Today was gusty like a regular dust storm, at least in Red Hook where I was a-working. And there was some music playing, by a feller named Woody Guthrie, and he was a-talkin about some dust storm in a song called “Talking Dust Bowl Blues.” In one verse, he sings, “My wife fixed up a tater stew,” and it got me hungry and thinkin’ food. So I’ll stop with the bad sing-song writing here, but now you know the reason for it.
It seemed like a good day to revisit the classic potato leek soup anyway. Now, I’m guessing this soup is a tad bit thicker than the ‘tater stew poor Woody describes in the song, and probably more flavorful, too. But it’s still a modest, all-vegetable affair. (The lyrics of that song may make you feel lucky about eating at all.)
I tried to take best advantage of the taters’ natural sweetness by roasting them until golden first. Since I was doing that, I roasted the onions, too. And I made sure to buy types of both that would create the most caramelization, so it was red potatoes (with the skins on — waste not, want not!), and Vidalia onions, on the roasting pan. You can use another waxy, less starchy potato with a good amount of sweetness instead, such as Yukon gold or fingerling varieties. I’ve just been roasting red potatoes for breakfast a lot lately, and noticed how tasty they were on their own.
The leeks were left to sautee in the soup pot instead; I thought a more fresh, mild onion flavor would help round it out. The vegetable stock was made a few days ago, heavy on carrots and celery, with some cabbage thrown in just because it was leftover, too. It was a reddish-brown stock, and it turned even darker brown once I added the roasted potatoes and onions to it. They had caramelized as much as I’d hoped.
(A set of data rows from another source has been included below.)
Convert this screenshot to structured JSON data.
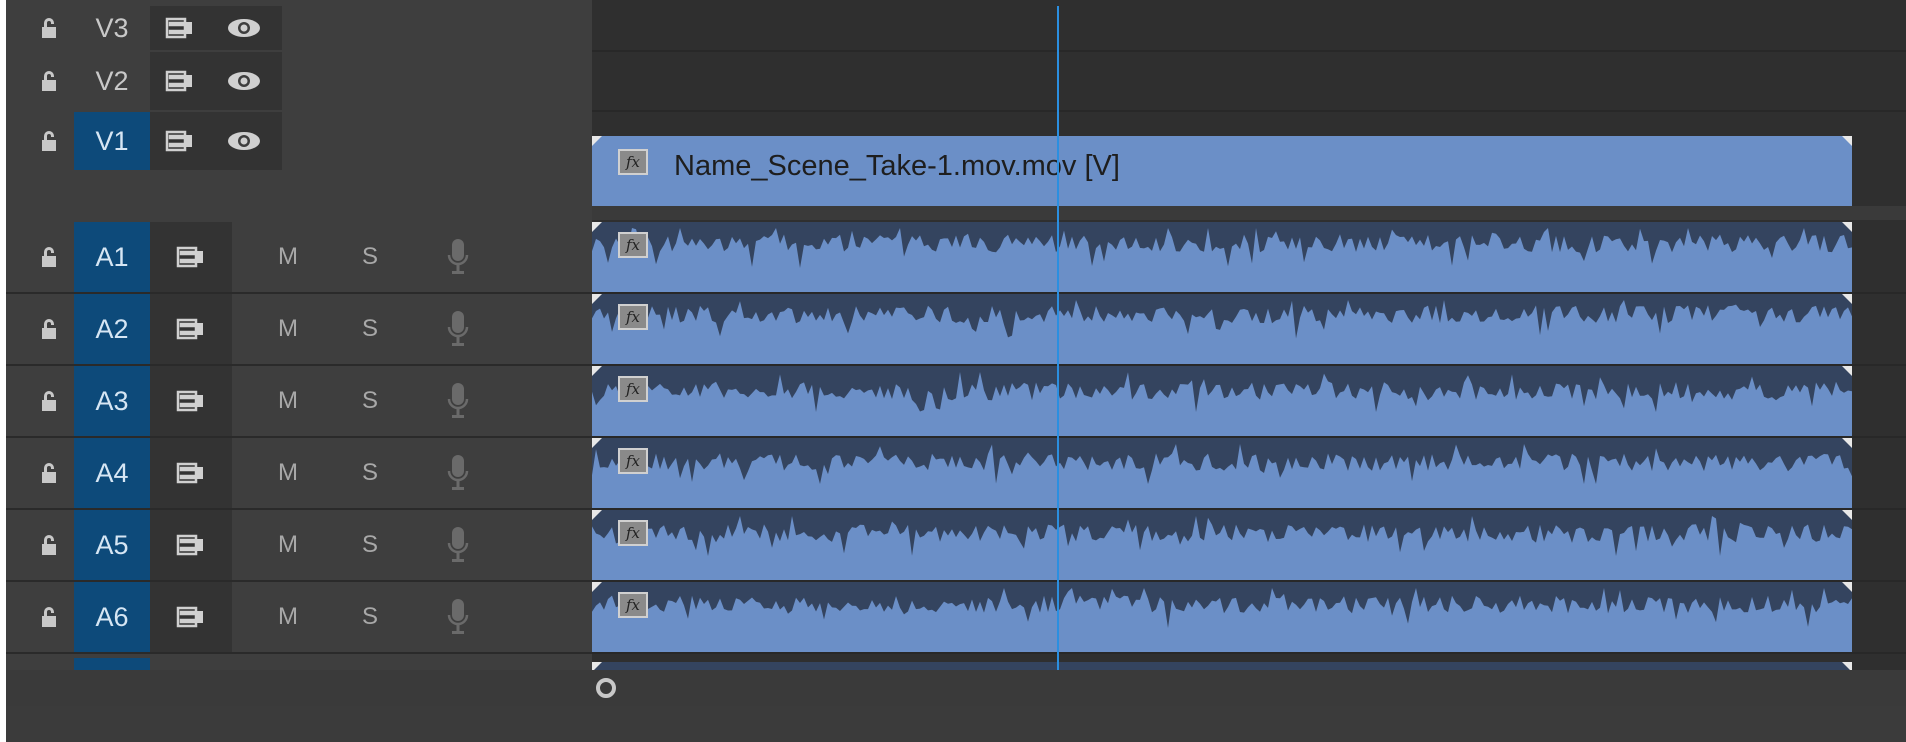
{
  "video_tracks": [
    {
      "label": "V3",
      "targeted": false
    },
    {
      "label": "V2",
      "targeted": false
    },
    {
      "label": "V1",
      "targeted": true
    }
  ],
  "audio_tracks": [
    {
      "label": "A1",
      "mute": "M",
      "solo": "S"
    },
    {
      "label": "A2",
      "mute": "M",
      "solo": "S"
    },
    {
      "label": "A3",
      "mute": "M",
      "solo": "S"
    },
    {
      "label": "A4",
      "mute": "M",
      "solo": "S"
    },
    {
      "label": "A5",
      "mute": "M",
      "solo": "S"
    },
    {
      "label": "A6",
      "mute": "M",
      "solo": "S"
    }
  ],
  "video_clip": {
    "name": "Name_Scene_Take-1.mov.mov [V]",
    "fx": "fx"
  },
  "audio_clip_fx": "fx",
  "icons": {
    "lock": "lock-icon",
    "sync": "sync-lock-icon",
    "eye": "eye-icon",
    "mic": "microphone-icon"
  },
  "colors": {
    "clip": "#6b8fc7",
    "waveform_bg": "#34445f",
    "target_active": "#0d4a7a",
    "playhead": "#2b8fe0"
  }
}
Making soup, whether you’re working with luxurious ingredients or more paltry, is one of the most fun for me because it’s left to endless creativity. I’ve been known to squirt Sriracha into minestrone when no one was looking, or let a cinnamon stick sit at the bottom of the pot while simmering. It’s a playful pastime, and just like a painting, you can always alter the outcome as you go along. For this soup, I added one impulsive ingredient that I thought it could really use, not so much for flavor but for better survival, if you’re roughin’ it dust bowl-style: kale.
You can stuff a lot of leafy greens into soup once they’ve wilted. I simply tore the crinkly leaves by hand over the pot and let them drop in. It was Dinosaur kale, so especially firm, although you can use any variety and for that matter, other nutritious leafy greens like spinach or Swiss chard, too. Beware of bitter ones, though, like mustard greens, which could completely overpower the delicate potato-leek base.
So what started as a take on potato leek soup, with roasted vegetables, turned into a bit more of a well-rounded meal. Shouldn’t we all be so fortunate?
Roasted Potato Leek Soup with Kale
(makes 8-12 servings)
4 large red potatoes, cut to 1-2″ wedges
1 medium onion, sliced to 1/2″ rings
2-3 tablespoons extra-virgin olive oil
2 leeks, light green and white parts only, chopped
6 cups vegetable stock
2 tablespoons butter
1/2 bunch kale, roughly torn
salt and pepper to taste
1/2 cup cream or half-and-half (optional)
Preheat oven to 375 degrees. Coat the potato wedges and onion slices with olive oil, salt and pepper and arrange in a single layer on a roasting tray. Roast for about 15 minutes, or until golden on the bottoms. Flip onions and/or potatoes halfway into roasting if desired.
Sautee the chopped leeks with butter in a large pot or Dutch oven. Season with salt and pepper. Cook, stirring occasionally, 6-8 minutes or until well softened. Add the stock, roasted potatoes and onion and bay leaf. Bring to a boil and reduce to a simmer; cover and cook 30 minutes.
Remove bay leaf and use a hand blender to puree soup as much as desired (I like some chunks still swimming about). Add torn kale and stir over medium heat until wilted. Add salt and pepper to taste. Add the optional cream or half-and-half. Heat through (but don’t bring to a boil) afterward, and serve.
(for 8-12 servings)
4 red potatoes (at $1.25/lb): $1.80
1 medium onion: $0.60
2 leeks (at $3/bunch): $1.50
6 cups vegetable stock (homemade): $3.00
1/2 bunch Dinosaur kale: $1.75
olive oil, butter, salt, pepper, bay leaf: $0.50
Three brownie points: Roasting vegetables is a really good way to bring out its natural sugars… which is a really good way to add more sugars to your food. But this is a pretty innocent trick when you’re dealing with a soup that’s so wholesome and light. You could beef it up for a heartier occasion by sizzling up cubes of bacon along with the leeks at the beginning, or adding that cream and more butter. Just don’t forget to add the kale, or else the brownie points will start really adding up.
Eight maple leaves: This one is so roughing it winter farmers’ market-style. Potatoes, onions, leeks and kale have kept well throughout the winter and are still in good supply from local farms in my region, at least. Here’s to finding more ways to use them.